HLA DR-DQ Haplotypes and Genotypes and Type 1 Diabetes Risk
Analysis of the Type 1 Diabetes Genetics Consortium Families
- Henry Erlich1,2,
- Ana Maria Valdes2,
- Janelle Noble2,
- Joyce A. Carlson3,
- Mike Varney4,
- Pat Concannon5,
- Josyf C. Mychaleckyj5,
- John A. Todd6,
- Persia Bonella2,
- Anna Lisa Fear2,
- Eva Lavant3,
- Anthony Louey4,
- Priscilla Moonsamy1 and
- for the Type 1 Diabetes Genetics Consortium
- 1Roche Molecular Systems, Alameda, California
- 2Children's Hospital Oakland Research Institute, Oakland, California
- 3Clinical Chemistry, University Hospital, Malmö, Sweden
- 4Victorian Transplantation and Immunogenetics Service, Australian Red Cross Blood Service, Melbourne, Australia
- 5Center for Public Health Genomics, University of Virginia, Charlottesville, Virginia
- 6Juvenile Diabetes Research Foundation/Wellcome Trust Diabetes and Inflammation Laboratory, Department of Medical Genetics, Cambridge Institute for Medical Research, University of Cambridge, Addenbrooke's Hospital, Hills Road, Cambridge, U.K
- Address correspondence and reprint requests to Henry A. Erlich, PhD, Roche Molecular Systems, 1145 Atlantic Ave., Alameda, CA 94501. E-mail:
OBJECTIVE—The Type 1 Diabetes Genetics Consortium has collected type 1 diabetic families worldwide for genetic analysis. The major genetic determinants of type 1 diabetes are alleles at the HLA-DRB1 and DQB1 loci, with both susceptible and protective DR-DQ haplotypes present in all human populations. The aim of this study is to estimate the risk conferred by specific DR-DQ haplotypes and genotypes.
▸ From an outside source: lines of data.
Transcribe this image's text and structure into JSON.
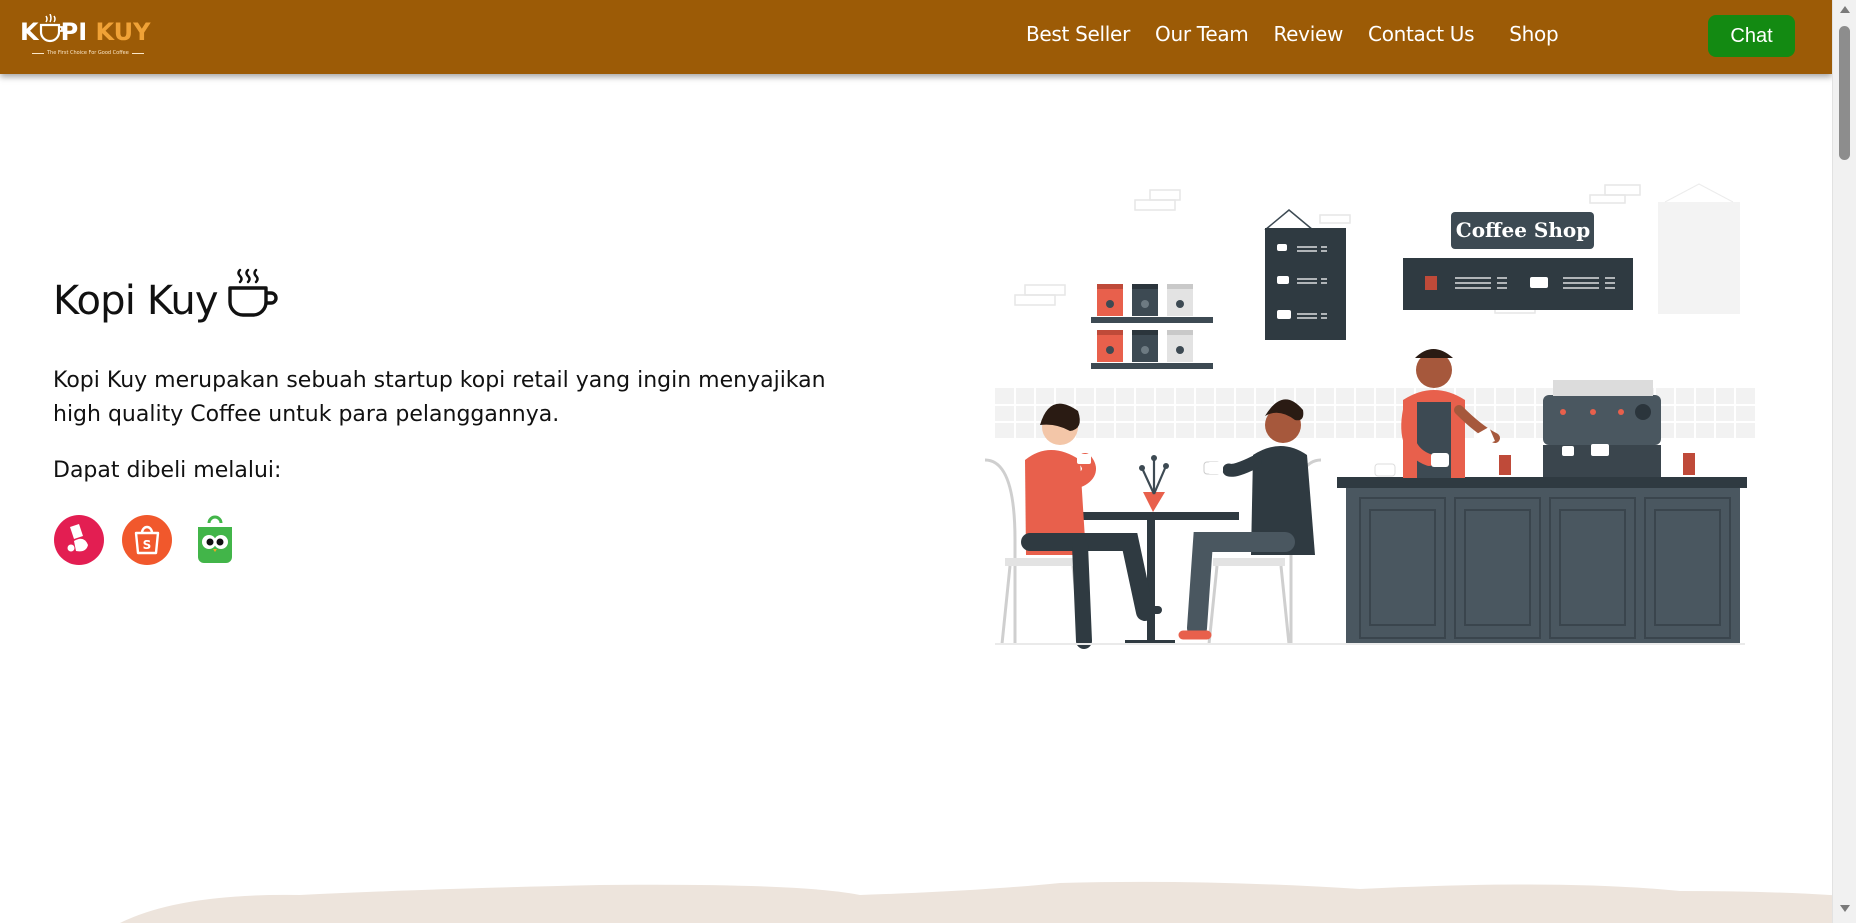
{
  "header": {
    "logo": {
      "word_left": "K",
      "word_mid": "PI ",
      "word_right": "KUY",
      "tagline": "The First Choice For Good Coffee"
    },
    "nav": [
      {
        "label": "Best Seller"
      },
      {
        "label": "Our Team"
      },
      {
        "label": "Review"
      },
      {
        "label": "Contact Us"
      },
      {
        "label": "Shop"
      }
    ],
    "chat_label": "Chat"
  },
  "hero": {
    "title": "Kopi Kuy",
    "title_icon": "coffee-cup-icon",
    "description": "Kopi Kuy merupakan sebuah startup kopi retail yang ingin menyajikan high quality Coffee untuk para pelanggannya.",
    "buy_label": "Dapat dibeli melalui:",
    "marketplaces": [
      {
        "name": "bukalapak-icon",
        "color": "#e31e52"
      },
      {
        "name": "shopee-icon",
        "color": "#f1582c"
      },
      {
        "name": "tokopedia-icon",
        "color": "#42b549"
      }
    ]
  },
  "illustration": {
    "sign_text": "Coffee Shop"
  },
  "colors": {
    "navbar": "#9c5b06",
    "chat_button": "#138a12",
    "accent_orange": "#f0a236"
  }
}
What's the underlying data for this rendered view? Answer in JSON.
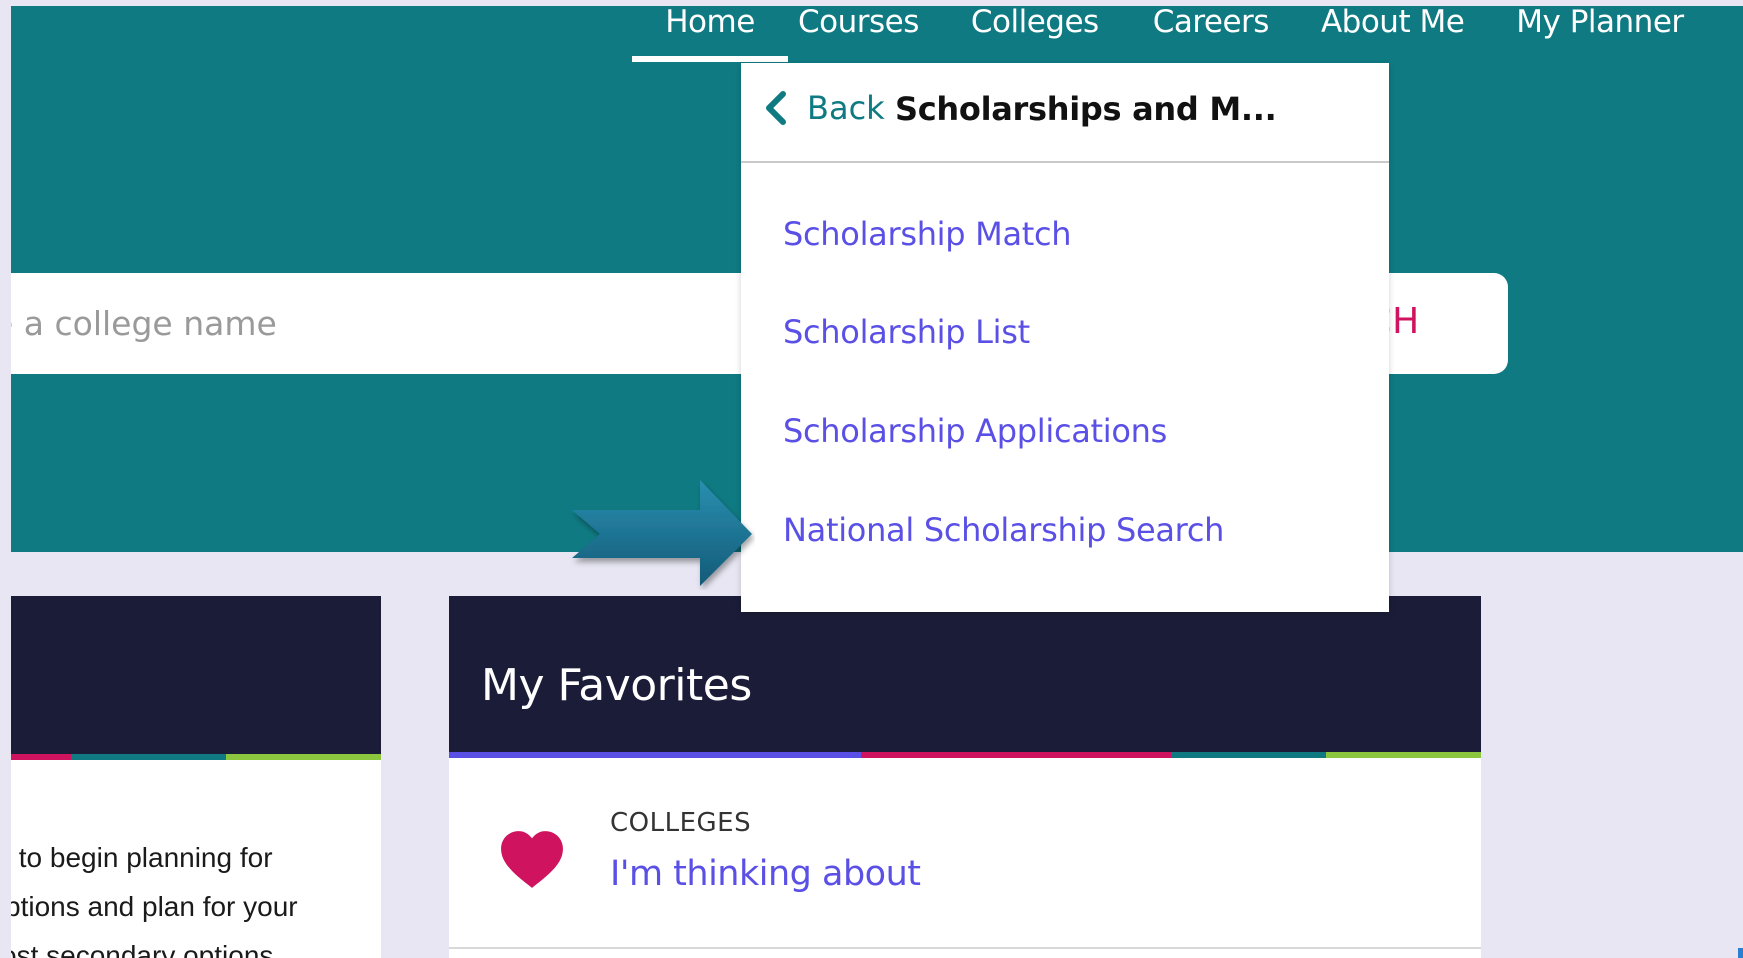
{
  "nav": {
    "items": [
      "Home",
      "Courses",
      "Colleges",
      "Careers",
      "About Me",
      "My Planner"
    ],
    "active": "Home"
  },
  "search": {
    "placeholder": "e a college name",
    "button_label": "CH"
  },
  "dropdown": {
    "back_label": "Back",
    "title": "Scholarships and M...",
    "items": [
      "Scholarship Match",
      "Scholarship List",
      "Scholarship Applications",
      "National Scholarship Search"
    ]
  },
  "left_card": {
    "lines": [
      " to begin planning for",
      "ptions and plan for your",
      "ost secondary options"
    ]
  },
  "favorites": {
    "title": "My Favorites",
    "category": "COLLEGES",
    "link": "I'm thinking about"
  },
  "colors": {
    "teal": "#0f7a82",
    "navy": "#1b1c38",
    "link_purple": "#5a50e6",
    "magenta": "#d0135e",
    "lime": "#8cc63f",
    "page_bg": "#e7e6f2"
  }
}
RESEARCH DESIGN AND METHODS:—Six hundred and seven Caucasian families and 38 Asian families were typed at high resolution for the DRB1, DQA1, and DQB1 loci. The association analysis was performed by comparing the frequency of DR-DQ haplotypes among the chromosomes transmitted to an affected child with the frequency of chromosomes not transmitted to any affected child.
RESULTS—A number of susceptible, neutral, and protective DR-DQ haplotypes have been identified, and a statistically significant hierarchy of type 1 diabetes risk has been established. The most susceptible haplotypes are the DRB1*0301-DQA1*0501-DQB1*0201 (odds ratio [OR] 3.64) and the DRB1*0405-DQA1*0301-DQB1*0302, DRB1*0401-DQA1*0301-DQB*0302, and DRB1*0402-DQA1*0301-DQB1*0302 haplotypes (ORs 11.37, 8.39, and 3.63), followed by the DRB1*0404-DQA1*0301-DQB1*0302 (OR 1.59) and the DRB1*0801-DQB1*0401-DQB1*0402 (OR 1.25) haplotypes. The most protective haplotypes are DRB1*1501-DQA1*0102-DQB1*0602 (OR 0.03), DRB1*1401-DQA1*0101-DQB1*0503 (OR 0.02), and DRB1*0701-DQA1*0201-DQB1*0303 (OR 0.02).
CONCLUSIONS—Specific combinations of alleles at the DRB1, DQA1, and DQB1 loci determine the extent of haplotypic risk. The comparison of closely related DR-DQ haplotype pairs with different type 1 diabetes risks allowed identification of specific amino acid positions critical in determining disease susceptibility. These data also indicate that the risk associated with specific HLA haplotypes can be influenced by the genotype context and that the trans-complementing heterodimer encoded by DQA1*0501 and DQB1*0302 confers very high risk.
- Received September 18, 2007.
- Accepted January 14, 2008.